Dr. Leigh Ramos-Platt, a specialist in muscular dystrophy at Children’s Hospital in Los Angeles, once explained that players taking part in the Challenger Division get a sense of playing the sport like any young person. “I feel they should have this opportunity because Little League is part of childhood memories,” she said. “When you have certain challenges you don’t generally have those opportunities. It’s great that this program gives it to them. They will remember this experience.”
On Monday, a large contingent of South Pasadena Little Leaguers walked down Mission Street showcasing a collection of championship banners earned in recent days and was one of the highlights in the city’s first Fourth of July parade since 2019 after the festive gathering had been placed on hold since then on account of COVID. Taking part was a friendly and energetic Ocon, enjoying the moment after the spectacle’s long layoff.
“The parade is such a memorable event for our players,” he said. “They have a great time giving out candy and waving to all the spectators.”
In recent weeks, the players talents have paid off big as they’ve racked up one big win after another, earning numerous titles along the way while adding significantly to the organization’s already lofty resume.

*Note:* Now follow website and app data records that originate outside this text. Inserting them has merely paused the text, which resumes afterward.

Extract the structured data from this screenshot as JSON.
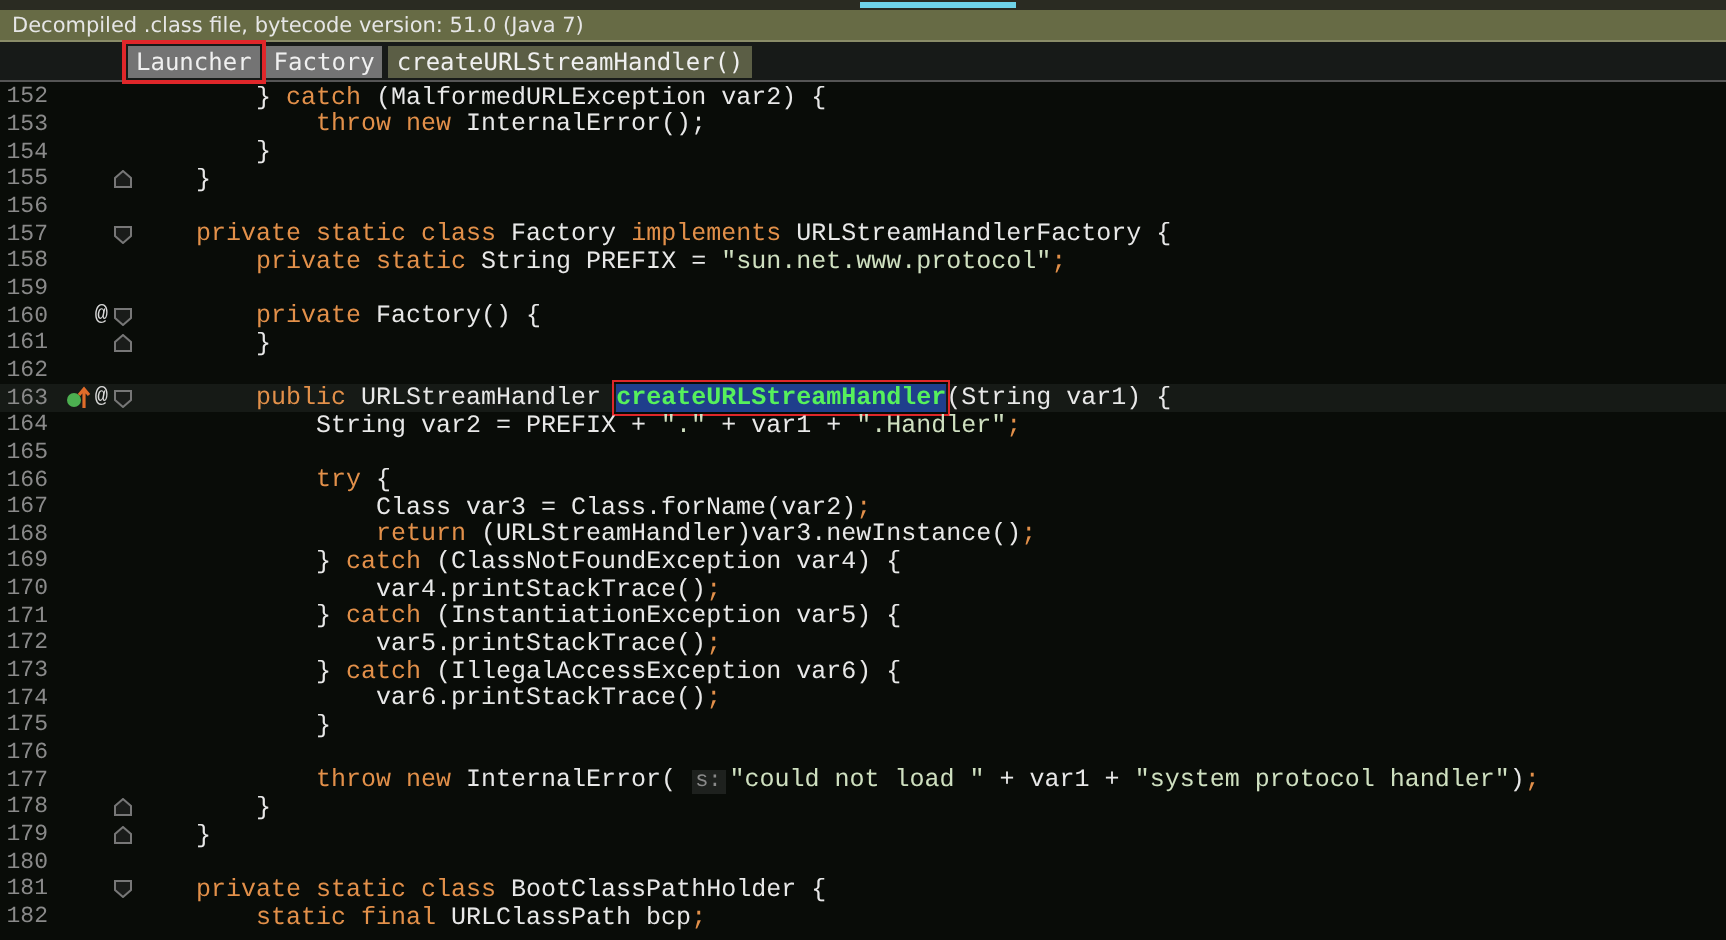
{
  "banner": {
    "text": "Decompiled .class file, bytecode version: 51.0 (Java 7)"
  },
  "breadcrumbs": [
    {
      "label": "Launcher",
      "selected": false,
      "boxed": true
    },
    {
      "label": "Factory",
      "selected": false,
      "boxed": false
    },
    {
      "label": "createURLStreamHandler()",
      "selected": true,
      "boxed": false
    }
  ],
  "lines": [
    {
      "number": "152",
      "current": false,
      "tokens": [
        {
          "kind": "plain",
          "text": "        } "
        },
        {
          "kind": "kw",
          "text": "catch"
        },
        {
          "kind": "plain",
          "text": " (MalformedURLException var2) {"
        }
      ]
    },
    {
      "number": "153",
      "current": false,
      "tokens": [
        {
          "kind": "kw",
          "text": "            throw new"
        },
        {
          "kind": "plain",
          "text": " InternalError();"
        }
      ]
    },
    {
      "number": "154",
      "current": false,
      "tokens": [
        {
          "kind": "plain",
          "text": "        }"
        }
      ]
    },
    {
      "number": "155",
      "current": false,
      "fold": {
        "kind": "end"
      },
      "tokens": [
        {
          "kind": "plain",
          "text": "    }"
        }
      ]
    },
    {
      "number": "156",
      "current": false
    },
    {
      "number": "157",
      "current": false,
      "fold": {
        "kind": "start"
      },
      "tokens": [
        {
          "kind": "kw",
          "text": "    private static class"
        },
        {
          "kind": "plain",
          "text": " Factory "
        },
        {
          "kind": "kw",
          "text": "implements"
        },
        {
          "kind": "plain",
          "text": " URLStreamHandlerFactory {"
        }
      ]
    },
    {
      "number": "158",
      "current": false,
      "tokens": [
        {
          "kind": "kw",
          "text": "        private static"
        },
        {
          "kind": "plain",
          "text": " String PREFIX = "
        },
        {
          "kind": "str",
          "text": "\"sun.net.www.protocol\""
        },
        {
          "kind": "kw",
          "text": ";"
        }
      ]
    },
    {
      "number": "159",
      "current": false
    },
    {
      "number": "160",
      "current": false,
      "fold": {
        "kind": "start"
      },
      "marks": [
        {
          "kind": "override",
          "text": "@"
        }
      ],
      "tokens": [
        {
          "kind": "kw",
          "text": "        private"
        },
        {
          "kind": "plain",
          "text": " Factory() {"
        }
      ]
    },
    {
      "number": "161",
      "current": false,
      "fold": {
        "kind": "end"
      },
      "tokens": [
        {
          "kind": "plain",
          "text": "        }"
        }
      ]
    },
    {
      "number": "162",
      "current": false
    },
    {
      "number": "163",
      "current": true,
      "fold": {
        "kind": "start"
      },
      "marks": [
        {
          "kind": "implements"
        },
        {
          "kind": "override",
          "text": "@"
        },
        {
          "kind": "bulb"
        }
      ],
      "tokens": [
        {
          "kind": "kw",
          "text": "        public"
        },
        {
          "kind": "plain",
          "text": " URLStreamHandler "
        },
        {
          "kind": "match",
          "text": "createURLStreamHandler"
        },
        {
          "kind": "plain",
          "text": "(String var1) {"
        }
      ]
    },
    {
      "number": "164",
      "current": false,
      "tokens": [
        {
          "kind": "plain",
          "text": "            String var2 = PREFIX + "
        },
        {
          "kind": "str",
          "text": "\".\""
        },
        {
          "kind": "plain",
          "text": " + var1 + "
        },
        {
          "kind": "str",
          "text": "\".Handler\""
        },
        {
          "kind": "kw",
          "text": ";"
        }
      ]
    },
    {
      "number": "165",
      "current": false
    },
    {
      "number": "166",
      "current": false,
      "tokens": [
        {
          "kind": "kw",
          "text": "            try"
        },
        {
          "kind": "plain",
          "text": " {"
        }
      ]
    },
    {
      "number": "167",
      "current": false,
      "tokens": [
        {
          "kind": "plain",
          "text": "                Class var3 = Class.forName(var2)"
        },
        {
          "kind": "kw",
          "text": ";"
        }
      ]
    },
    {
      "number": "168",
      "current": false,
      "tokens": [
        {
          "kind": "kw",
          "text": "                return"
        },
        {
          "kind": "plain",
          "text": " (URLStreamHandler)var3.newInstance()"
        },
        {
          "kind": "kw",
          "text": ";"
        }
      ]
    },
    {
      "number": "169",
      "current": false,
      "tokens": [
        {
          "kind": "plain",
          "text": "            } "
        },
        {
          "kind": "kw",
          "text": "catch"
        },
        {
          "kind": "plain",
          "text": " (ClassNotFoundException var4) {"
        }
      ]
    },
    {
      "number": "170",
      "current": false,
      "tokens": [
        {
          "kind": "plain",
          "text": "                var4.printStackTrace()"
        },
        {
          "kind": "kw",
          "text": ";"
        }
      ]
    },
    {
      "number": "171",
      "current": false,
      "tokens": [
        {
          "kind": "plain",
          "text": "            } "
        },
        {
          "kind": "kw",
          "text": "catch"
        },
        {
          "kind": "plain",
          "text": " (InstantiationException var5) {"
        }
      ]
    },
    {
      "number": "172",
      "current": false,
      "tokens": [
        {
          "kind": "plain",
          "text": "                var5.printStackTrace()"
        },
        {
          "kind": "kw",
          "text": ";"
        }
      ]
    },
    {
      "number": "173",
      "current": false,
      "tokens": [
        {
          "kind": "plain",
          "text": "            } "
        },
        {
          "kind": "kw",
          "text": "catch"
        },
        {
          "kind": "plain",
          "text": " (IllegalAccessException var6) {"
        }
      ]
    },
    {
      "number": "174",
      "current": false,
      "tokens": [
        {
          "kind": "plain",
          "text": "                var6.printStackTrace()"
        },
        {
          "kind": "kw",
          "text": ";"
        }
      ]
    },
    {
      "number": "175",
      "current": false,
      "tokens": [
        {
          "kind": "plain",
          "text": "            }"
        }
      ]
    },
    {
      "number": "176",
      "current": false
    },
    {
      "number": "177",
      "current": false,
      "tokens": [
        {
          "kind": "kw",
          "text": "            throw new"
        },
        {
          "kind": "plain",
          "text": " InternalError( "
        },
        {
          "kind": "hint",
          "text": "s:"
        },
        {
          "kind": "str",
          "text": "\"could not load \""
        },
        {
          "kind": "plain",
          "text": " + var1 + "
        },
        {
          "kind": "str",
          "text": "\"system protocol handler\""
        },
        {
          "kind": "plain",
          "text": ")"
        },
        {
          "kind": "kw",
          "text": ";"
        }
      ]
    },
    {
      "number": "178",
      "current": false,
      "fold": {
        "kind": "end"
      },
      "tokens": [
        {
          "kind": "plain",
          "text": "        }"
        }
      ]
    },
    {
      "number": "179",
      "current": false,
      "fold": {
        "kind": "end"
      },
      "tokens": [
        {
          "kind": "plain",
          "text": "    }"
        }
      ]
    },
    {
      "number": "180",
      "current": false
    },
    {
      "number": "181",
      "current": false,
      "fold": {
        "kind": "start"
      },
      "tokens": [
        {
          "kind": "kw",
          "text": "    private static class"
        },
        {
          "kind": "plain",
          "text": " BootClassPathHolder {"
        }
      ]
    },
    {
      "number": "182",
      "current": false,
      "tokens": [
        {
          "kind": "kw",
          "text": "        static final"
        },
        {
          "kind": "plain",
          "text": " URLClassPath bcp"
        },
        {
          "kind": "kw",
          "text": ";"
        }
      ]
    }
  ]
}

The numbers don’t lie. Championships in the bank with possibly more to come include:
- 2022 Boys Baseball California 9-11 Year-Old District 18 Championship
- 2022 Baseball California Minor League District 18 T.O.C Championship
- 2022 California Softball Junior League District T.O.C. Championship
- 2022 California Little League District 18 Softball Championship
- 2022 California Softball 8-10 Year-Old District 18 Championship
- 2022 California Softball Minor League District 18 Championship
- 2022 California Senior Baseball District 18 Championship
A quick check shows that the 8,10, and 12-year-old district softball divisions have been won by SPLL as all the teams are now headed to Section 3 Tournament play in the days ahead.
On the baseball side, the 11-year-old district division won by SPLL is also going to the Section 3 Tournament. In addition, South Pasadena still has 10-year-olds, 12-year-olds, Junior and Senior Baseball teams continuing to participate in District 18 Tournament, meaning more title banners could be coming the city’s way.
As a reward for its success over the years, South Pasadena is currently hosting District 18 12-year-old and Junior All-Star Tournaments at Arroyo North Fields, Nelson and Burke, respectively, through July 13. Games are scheduled daily at 5 and 7:30 p.m.
The league has also been awarded the Major Softball State Tournament from July 9-14 at Orange Grove Park. Should South Pasadena’s Major Division softball team win the Section 3 tourney it will be playing at home with hopes of reaching the Southern California Regional played at Little League Western Region in San Bernardino by winning the crown.
“Regardless,” said Ocon. “SPLL will host the best of the best in Southern California Little League Softball” when the Major League Softball Tournament gets underway.
There’s no hiding it, Ocon likes where Little League in the city has come, recognizing its roots dating back to 1952 to become the oldest of its kind in the state, to its rise today as a powerhouse, recognized as a one of the best in the business.
“I am extremely proud of all our player’s hard work and discipline to the game of softball and baseball during the regular and all-star seasons,” he said. “Winning District 18 TOC and all-star tournaments is their reward of their dedication.”
Right there that is, alongside their parents, other devoted volunteers and an abundance of city support second to none.